While Israelis may feel stuck in an endless time loop as they head into the country's fourth elections in two years, this time Election Day is expected to feel entirely different, under the strains and fears of the coronavirus pandemic.
With more than 380,000 Israelis infected with the virus and over 3,000 deaths since the start of the pandemic, officials are hopeful that the COVID-19 vaccines whose rollout started this week will finally allow the country to put the pandemic behind it. But that will not happen before Israel goes to the polls at the end of March.
On Tuesday, hours before Knesset’s dissolution, the committee in charge of outlining the rules and guidelines for Election Day convened for a marathon session.
With the deadline nearing and tensions running high, lawmakers passed a series of resolutions intended to enable the country to elect the next parliament amid the health crisis.
"There was real friction between health officials and the political side," says Prof. Hagai Levine, a member of the government’s coronavirus task force who attended the crucial meeting.
"On the one hand, the Health Ministry essentially said ‘we’re in charge – it’s a health issue, we’ll make the rules,'" says Levine, an associate professor of epidemiology at the Hebrew University of Jerusalem.
"On the other hand, election committee members explained that this is a democratic issue, that everyone’s right to vote must be upheld and everyone should adapt to make that possible," he says.
In one tense exchange, Dr. Sharon Alroy-Preis, the Health Ministry’s head of Public Health Services, accused the committee of endangering the public.
"You’re talking about tens of thousands of confirmed patients coming out to vote. That poses a grave risk," she warned.
Orly Adas, the director general of the Central Election Commission, said in response that the panel "will do the best we can to prevent infections on Election Day."
Levine says that much of the pressure is a result of the time constraints.

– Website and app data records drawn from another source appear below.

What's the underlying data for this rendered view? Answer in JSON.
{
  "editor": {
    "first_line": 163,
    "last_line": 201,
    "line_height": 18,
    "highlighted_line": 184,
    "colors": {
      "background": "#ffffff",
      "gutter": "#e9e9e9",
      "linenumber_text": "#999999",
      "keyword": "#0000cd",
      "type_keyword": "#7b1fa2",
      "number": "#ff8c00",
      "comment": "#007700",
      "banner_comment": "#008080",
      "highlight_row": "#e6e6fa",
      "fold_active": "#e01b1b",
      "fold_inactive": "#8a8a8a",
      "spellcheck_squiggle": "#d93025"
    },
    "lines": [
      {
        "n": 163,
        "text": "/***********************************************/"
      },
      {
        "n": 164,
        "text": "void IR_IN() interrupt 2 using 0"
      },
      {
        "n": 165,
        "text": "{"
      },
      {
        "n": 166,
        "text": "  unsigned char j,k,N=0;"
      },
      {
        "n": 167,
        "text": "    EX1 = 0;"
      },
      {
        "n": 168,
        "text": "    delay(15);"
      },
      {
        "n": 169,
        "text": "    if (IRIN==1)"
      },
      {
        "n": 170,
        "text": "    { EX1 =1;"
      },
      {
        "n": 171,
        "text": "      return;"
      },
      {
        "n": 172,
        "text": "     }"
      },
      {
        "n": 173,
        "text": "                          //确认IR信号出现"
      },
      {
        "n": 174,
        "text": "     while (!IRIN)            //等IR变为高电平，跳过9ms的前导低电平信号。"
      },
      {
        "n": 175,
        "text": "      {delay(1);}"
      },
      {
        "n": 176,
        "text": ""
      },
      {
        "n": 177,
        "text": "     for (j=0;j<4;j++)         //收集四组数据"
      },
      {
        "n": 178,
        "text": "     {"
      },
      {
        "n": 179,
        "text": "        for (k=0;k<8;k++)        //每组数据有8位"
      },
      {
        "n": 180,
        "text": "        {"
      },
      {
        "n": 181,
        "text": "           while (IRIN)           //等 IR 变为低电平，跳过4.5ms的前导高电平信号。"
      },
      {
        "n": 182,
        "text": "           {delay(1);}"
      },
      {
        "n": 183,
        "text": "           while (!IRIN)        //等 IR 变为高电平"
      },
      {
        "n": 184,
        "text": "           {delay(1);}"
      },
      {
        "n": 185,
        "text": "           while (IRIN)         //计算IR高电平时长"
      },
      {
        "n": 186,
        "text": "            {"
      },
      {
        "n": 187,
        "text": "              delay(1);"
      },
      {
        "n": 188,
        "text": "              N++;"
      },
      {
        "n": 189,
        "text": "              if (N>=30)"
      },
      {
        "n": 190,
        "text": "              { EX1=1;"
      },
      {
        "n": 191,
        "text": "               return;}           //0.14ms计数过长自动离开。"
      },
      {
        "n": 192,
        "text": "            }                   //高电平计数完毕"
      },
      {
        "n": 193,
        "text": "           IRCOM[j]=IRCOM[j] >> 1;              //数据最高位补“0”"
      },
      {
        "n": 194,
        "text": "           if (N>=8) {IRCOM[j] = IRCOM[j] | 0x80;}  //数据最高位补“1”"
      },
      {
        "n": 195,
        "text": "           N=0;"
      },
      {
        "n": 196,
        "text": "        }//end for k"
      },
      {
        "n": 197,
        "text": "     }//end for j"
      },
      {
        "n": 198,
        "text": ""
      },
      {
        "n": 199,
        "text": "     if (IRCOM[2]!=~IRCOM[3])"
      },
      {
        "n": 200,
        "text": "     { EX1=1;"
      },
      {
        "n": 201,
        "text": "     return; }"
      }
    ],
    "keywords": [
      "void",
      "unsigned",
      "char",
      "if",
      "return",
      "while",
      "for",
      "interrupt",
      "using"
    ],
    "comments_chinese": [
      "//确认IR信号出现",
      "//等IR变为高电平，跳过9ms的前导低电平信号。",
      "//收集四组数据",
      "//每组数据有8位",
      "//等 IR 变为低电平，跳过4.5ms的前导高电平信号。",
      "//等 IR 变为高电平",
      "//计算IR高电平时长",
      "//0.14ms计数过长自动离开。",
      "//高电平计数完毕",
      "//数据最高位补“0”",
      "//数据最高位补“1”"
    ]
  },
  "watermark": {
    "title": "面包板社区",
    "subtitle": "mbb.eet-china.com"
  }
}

"You can’t change the rules of the game midway through. Knesset had to decide how to conduct these elections before it dissolved itself. You can’t invent new voting methods or protocols after elections were called," he said.
He also believes that "in the best-case scenario, three million people will have been vaccinated by Election Day. In that ideal situation, we’ll be in a much better place, but the virus won’t disappear."

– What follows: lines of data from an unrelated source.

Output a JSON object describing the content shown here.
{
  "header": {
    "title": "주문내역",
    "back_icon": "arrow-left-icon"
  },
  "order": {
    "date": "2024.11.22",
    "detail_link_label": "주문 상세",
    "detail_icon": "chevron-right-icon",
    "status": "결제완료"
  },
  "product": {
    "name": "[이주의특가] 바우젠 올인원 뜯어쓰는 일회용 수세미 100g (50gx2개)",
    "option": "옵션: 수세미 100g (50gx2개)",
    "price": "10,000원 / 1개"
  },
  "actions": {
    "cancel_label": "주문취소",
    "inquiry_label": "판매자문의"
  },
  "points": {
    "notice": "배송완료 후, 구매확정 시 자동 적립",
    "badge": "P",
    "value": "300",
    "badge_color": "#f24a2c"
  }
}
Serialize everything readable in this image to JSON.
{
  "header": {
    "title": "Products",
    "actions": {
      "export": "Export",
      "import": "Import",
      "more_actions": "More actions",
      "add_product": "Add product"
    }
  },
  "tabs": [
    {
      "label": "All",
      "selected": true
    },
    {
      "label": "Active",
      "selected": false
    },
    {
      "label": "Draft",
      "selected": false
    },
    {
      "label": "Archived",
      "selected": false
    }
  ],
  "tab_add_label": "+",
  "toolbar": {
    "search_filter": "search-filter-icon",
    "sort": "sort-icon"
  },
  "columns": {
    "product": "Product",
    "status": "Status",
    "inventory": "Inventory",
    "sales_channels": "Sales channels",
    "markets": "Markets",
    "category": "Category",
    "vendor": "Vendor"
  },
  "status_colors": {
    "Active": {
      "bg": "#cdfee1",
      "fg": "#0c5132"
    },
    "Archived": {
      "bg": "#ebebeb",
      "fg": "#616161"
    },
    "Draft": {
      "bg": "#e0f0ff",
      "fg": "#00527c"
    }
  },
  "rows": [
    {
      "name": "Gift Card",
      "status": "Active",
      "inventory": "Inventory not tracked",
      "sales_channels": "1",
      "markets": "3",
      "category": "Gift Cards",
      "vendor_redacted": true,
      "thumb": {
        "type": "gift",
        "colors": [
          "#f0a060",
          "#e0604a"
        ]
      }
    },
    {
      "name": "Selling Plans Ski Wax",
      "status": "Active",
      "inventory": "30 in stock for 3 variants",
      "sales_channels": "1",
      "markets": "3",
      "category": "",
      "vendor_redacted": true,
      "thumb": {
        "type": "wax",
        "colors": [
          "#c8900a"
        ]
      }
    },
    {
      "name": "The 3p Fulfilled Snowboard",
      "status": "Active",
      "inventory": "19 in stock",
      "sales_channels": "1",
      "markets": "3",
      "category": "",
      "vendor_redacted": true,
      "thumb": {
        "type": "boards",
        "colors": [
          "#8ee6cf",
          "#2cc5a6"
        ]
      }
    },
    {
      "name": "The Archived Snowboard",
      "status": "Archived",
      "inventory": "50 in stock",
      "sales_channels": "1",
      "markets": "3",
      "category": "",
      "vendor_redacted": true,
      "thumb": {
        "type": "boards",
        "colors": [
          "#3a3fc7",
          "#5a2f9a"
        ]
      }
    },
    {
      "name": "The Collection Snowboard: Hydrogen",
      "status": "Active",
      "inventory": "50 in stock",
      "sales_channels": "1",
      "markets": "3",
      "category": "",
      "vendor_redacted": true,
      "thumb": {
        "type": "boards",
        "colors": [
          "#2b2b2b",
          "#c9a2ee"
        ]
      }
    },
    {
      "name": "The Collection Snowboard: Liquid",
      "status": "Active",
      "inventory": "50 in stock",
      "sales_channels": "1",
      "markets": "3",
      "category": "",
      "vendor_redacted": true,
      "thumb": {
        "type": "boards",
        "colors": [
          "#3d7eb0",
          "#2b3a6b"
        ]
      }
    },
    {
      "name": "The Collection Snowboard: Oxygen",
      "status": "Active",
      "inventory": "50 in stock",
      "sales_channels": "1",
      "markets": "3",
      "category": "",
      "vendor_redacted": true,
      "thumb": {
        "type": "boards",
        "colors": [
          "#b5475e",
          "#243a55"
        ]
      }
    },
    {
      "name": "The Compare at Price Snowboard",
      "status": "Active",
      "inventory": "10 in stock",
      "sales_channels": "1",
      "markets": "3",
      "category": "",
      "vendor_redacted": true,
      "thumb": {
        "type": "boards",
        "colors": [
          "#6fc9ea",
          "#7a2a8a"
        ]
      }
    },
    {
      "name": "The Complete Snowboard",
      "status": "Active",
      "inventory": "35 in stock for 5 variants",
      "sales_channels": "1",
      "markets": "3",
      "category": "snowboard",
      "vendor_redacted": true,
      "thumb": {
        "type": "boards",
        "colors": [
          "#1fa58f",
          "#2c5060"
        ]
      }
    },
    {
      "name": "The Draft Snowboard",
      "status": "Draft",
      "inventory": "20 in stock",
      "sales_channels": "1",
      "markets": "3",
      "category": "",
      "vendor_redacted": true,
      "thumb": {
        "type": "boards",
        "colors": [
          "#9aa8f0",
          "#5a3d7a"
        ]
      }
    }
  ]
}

The decisions reached by the committee includes placing designated polling booths in every city and town for infected voters only, and separate booths to be used by those in quarantine.
Approximately 350 nursing homes also will be equipped with their own polling stations, to enable the elderly to vote without coming into contact with the general public.

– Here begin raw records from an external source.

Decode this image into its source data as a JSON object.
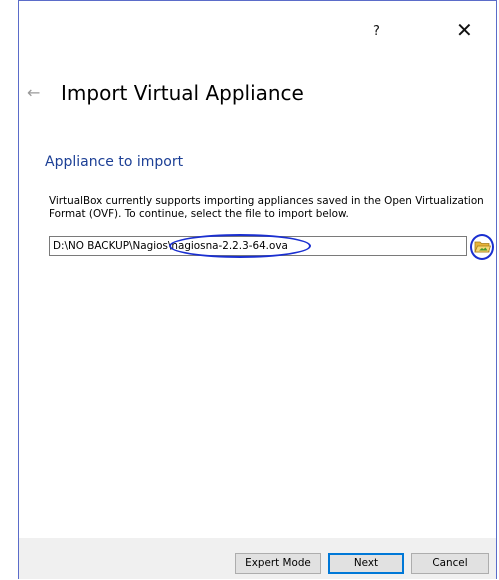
{
  "titlebar": {
    "help_label": "?",
    "close_label": "✕"
  },
  "page": {
    "back_icon": "back-arrow-icon",
    "back_glyph": "←",
    "title": "Import Virtual Appliance"
  },
  "section": {
    "header": "Appliance to import",
    "description": "VirtualBox currently supports importing appliances saved in the Open Virtualization Format (OVF). To continue, select the file to import below."
  },
  "file_input": {
    "value": "D:\\NO BACKUP\\Nagios\\nagiosna-2.2.3-64.ova",
    "browse_icon": "folder-open-icon"
  },
  "annotations": {
    "color": "#1a2fd0"
  },
  "buttons": {
    "expert_mode": "Expert Mode",
    "next": "Next",
    "cancel": "Cancel"
  }
}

"We want people to be safe when voting," says Central Election Commission spokesperson Giora Pordes.
"The coronavirus is a huge factor making things unknown. We’re just starting the process to get things in order, figuring out exactly how to do this. We’re working on it and expect to bring a budget for approval in mid-January 2021."
On Tuesday, the commission estimated the cost of protective gear and the addition of thousands of voting stations and poll workers would reach at least NIS 65 million (approx. $20.2 million).
Yet officials fear not just Election Day, but also the weeks leading up to it. Warily eyeing the latest United States presidential elections, election commission members will have to decide whether to limit political rallies and other events prior to going to the polls.
"Do you ban those and hurt the democratic process, or allow them and exacerbate infections? It’s a very difficult balancing act of two basic rights," Levine says.
"The most important thing is keeping people safe and taking precautionary measures as much as we possibly can," Pordes insists.
Health officials remain optimistic that with proper preparation and planning, Israel can get through the coming months with minimal damage.
"But that demands professionalism, and unfortunately due to the political side of this, any decision will be affected by political considerations, or at least suspected as such," Levine says.
Article written by Uri Cohen with a contribution from Josh Shuman. Reprinted with permission by The Media Line